It has a long name and its supporters say it goes an equally long way to helping sick animals
A CAT that was tortured with fireworks has been nursed back to health.
Gill Schweizer, who lives in Woodchurch, says her skills in zoopharmacognosy helped to restore Pepper’s health after the Cats Protection charity took charge when his owners became too ill to look after him.
Pepper went missing in Greatstone on November 5 and was found days later, traumatised, the result of having a firework tied to his tail.
For Gill, it was a chance to put her skills to good use.
She explained: “Zoopharmacognosy is not something that you hear a lot about. It used to be called animal aromatics, but it is more serious than that would suggest.”
According to Gill, animals instinctively seek out naturallyoccurring curatives, namely certain plants to either chew, roll in or inhale.
It is the oil produced within the “little medical stores” within these plants that can, according to Gill, treat a variety of complaints.
Gill added: “Animals were selfmedicating long before man could stand upright.”
In Pepper’s case, severe trauma caused him to shy away, making it difficult for Gill to determine what he needed in the way of help. “I couldn’t get at him. I was lying flat between a scratch post and a litter tray trying to judge his eyes.”

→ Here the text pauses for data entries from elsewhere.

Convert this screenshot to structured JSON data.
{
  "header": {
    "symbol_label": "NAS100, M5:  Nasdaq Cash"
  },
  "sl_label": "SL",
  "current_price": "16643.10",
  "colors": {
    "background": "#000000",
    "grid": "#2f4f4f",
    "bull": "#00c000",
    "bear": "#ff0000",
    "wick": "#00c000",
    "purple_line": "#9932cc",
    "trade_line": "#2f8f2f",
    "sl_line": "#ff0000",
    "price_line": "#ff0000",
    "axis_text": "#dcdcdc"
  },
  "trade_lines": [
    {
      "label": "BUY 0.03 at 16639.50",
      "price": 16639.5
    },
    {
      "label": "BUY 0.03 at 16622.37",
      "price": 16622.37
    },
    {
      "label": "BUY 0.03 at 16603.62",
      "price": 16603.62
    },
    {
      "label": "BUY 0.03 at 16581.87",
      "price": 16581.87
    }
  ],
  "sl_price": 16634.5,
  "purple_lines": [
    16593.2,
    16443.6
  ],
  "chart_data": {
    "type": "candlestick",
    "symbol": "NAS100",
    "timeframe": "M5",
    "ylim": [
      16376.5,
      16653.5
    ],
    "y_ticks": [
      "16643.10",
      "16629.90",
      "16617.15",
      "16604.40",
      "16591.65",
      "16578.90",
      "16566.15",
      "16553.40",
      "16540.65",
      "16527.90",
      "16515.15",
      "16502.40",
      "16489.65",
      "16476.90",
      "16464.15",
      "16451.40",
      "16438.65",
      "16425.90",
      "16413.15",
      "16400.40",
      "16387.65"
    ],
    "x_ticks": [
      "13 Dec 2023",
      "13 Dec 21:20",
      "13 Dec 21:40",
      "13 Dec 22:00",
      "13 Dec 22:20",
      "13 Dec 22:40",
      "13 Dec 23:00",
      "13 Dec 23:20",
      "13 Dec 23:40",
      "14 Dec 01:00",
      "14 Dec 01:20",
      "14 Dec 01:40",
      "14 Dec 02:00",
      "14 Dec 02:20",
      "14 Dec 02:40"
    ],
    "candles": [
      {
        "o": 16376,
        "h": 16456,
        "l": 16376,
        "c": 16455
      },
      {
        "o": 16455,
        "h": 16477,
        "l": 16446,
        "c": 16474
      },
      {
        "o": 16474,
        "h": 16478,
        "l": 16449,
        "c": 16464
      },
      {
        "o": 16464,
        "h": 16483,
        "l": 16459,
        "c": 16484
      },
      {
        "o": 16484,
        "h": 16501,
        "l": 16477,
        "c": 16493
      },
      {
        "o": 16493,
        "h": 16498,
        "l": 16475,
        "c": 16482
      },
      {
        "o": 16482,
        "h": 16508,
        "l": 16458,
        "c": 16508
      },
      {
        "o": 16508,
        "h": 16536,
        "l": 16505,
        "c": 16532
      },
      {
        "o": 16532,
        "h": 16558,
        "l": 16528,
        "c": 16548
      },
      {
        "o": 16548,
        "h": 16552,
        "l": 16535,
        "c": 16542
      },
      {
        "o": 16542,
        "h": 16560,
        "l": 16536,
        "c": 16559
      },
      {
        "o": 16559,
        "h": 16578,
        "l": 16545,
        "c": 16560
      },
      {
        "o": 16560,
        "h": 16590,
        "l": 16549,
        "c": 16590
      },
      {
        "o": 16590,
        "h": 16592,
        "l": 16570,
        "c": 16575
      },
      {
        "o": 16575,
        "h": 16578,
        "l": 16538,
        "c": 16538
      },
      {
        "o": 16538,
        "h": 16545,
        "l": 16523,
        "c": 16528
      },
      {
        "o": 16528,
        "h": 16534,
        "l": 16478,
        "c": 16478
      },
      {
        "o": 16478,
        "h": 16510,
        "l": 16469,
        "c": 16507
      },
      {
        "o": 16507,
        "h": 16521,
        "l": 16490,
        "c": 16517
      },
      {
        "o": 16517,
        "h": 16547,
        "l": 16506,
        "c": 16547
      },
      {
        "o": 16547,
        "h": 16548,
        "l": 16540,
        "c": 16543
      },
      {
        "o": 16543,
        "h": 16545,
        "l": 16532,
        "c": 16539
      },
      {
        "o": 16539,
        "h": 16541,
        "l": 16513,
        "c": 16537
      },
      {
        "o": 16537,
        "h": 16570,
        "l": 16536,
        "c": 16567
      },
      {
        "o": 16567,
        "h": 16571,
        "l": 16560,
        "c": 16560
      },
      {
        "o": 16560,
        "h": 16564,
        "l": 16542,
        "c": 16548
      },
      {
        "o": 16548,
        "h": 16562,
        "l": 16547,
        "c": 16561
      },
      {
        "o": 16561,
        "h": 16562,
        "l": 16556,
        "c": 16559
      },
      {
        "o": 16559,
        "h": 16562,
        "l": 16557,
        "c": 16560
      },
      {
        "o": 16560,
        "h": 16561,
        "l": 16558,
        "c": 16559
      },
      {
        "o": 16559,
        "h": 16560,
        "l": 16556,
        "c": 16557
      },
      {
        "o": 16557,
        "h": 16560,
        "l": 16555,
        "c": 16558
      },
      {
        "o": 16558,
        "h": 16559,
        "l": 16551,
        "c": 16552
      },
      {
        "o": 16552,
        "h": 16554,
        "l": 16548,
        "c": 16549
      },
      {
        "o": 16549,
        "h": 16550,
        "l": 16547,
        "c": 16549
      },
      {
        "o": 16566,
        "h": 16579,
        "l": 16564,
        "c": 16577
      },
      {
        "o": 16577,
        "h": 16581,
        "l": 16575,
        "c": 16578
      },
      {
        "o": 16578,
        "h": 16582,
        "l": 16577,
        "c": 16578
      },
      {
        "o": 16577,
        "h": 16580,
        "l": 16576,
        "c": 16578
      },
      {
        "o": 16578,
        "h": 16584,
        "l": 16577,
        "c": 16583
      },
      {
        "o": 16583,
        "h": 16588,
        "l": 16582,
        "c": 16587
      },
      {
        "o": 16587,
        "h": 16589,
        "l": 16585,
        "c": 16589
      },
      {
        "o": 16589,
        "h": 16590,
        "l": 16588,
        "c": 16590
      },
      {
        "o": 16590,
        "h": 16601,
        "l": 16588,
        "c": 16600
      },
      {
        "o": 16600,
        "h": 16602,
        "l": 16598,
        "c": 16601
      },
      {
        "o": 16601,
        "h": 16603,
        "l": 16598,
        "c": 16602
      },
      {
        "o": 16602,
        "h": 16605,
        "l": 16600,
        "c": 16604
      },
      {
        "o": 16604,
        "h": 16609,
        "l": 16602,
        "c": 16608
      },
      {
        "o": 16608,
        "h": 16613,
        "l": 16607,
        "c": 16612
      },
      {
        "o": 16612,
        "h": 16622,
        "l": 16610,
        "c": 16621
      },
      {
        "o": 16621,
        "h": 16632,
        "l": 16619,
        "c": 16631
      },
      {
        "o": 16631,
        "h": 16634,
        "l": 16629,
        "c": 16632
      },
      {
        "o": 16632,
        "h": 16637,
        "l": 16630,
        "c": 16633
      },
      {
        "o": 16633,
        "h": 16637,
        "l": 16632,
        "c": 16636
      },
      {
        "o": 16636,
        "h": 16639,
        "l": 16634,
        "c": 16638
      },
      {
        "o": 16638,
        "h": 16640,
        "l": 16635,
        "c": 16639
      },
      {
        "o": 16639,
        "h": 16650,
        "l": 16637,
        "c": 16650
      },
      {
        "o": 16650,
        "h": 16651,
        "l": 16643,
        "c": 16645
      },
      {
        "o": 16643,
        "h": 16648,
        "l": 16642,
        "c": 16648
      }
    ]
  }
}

In the end, Pepper was exposed to frankincense, violet leaves and rose, which treats resentment and anger. And now? “As far as I know, Pepper is doing okay. He was coming out and eating a bit more.”
Gill trained with Bath-based expert Caroline Ingraham – currently in Thailand working at an elephant sanctuary – and has worked with dogs and horses.
She said: “The results are fantastic to see, for owners, as well.
“If they do something for their dogs, for example, then they can build up a bond.”
Gill can be contacted on 01233 861443.
Gill Schweizer, who specialises in zoophamacognosy, with Portia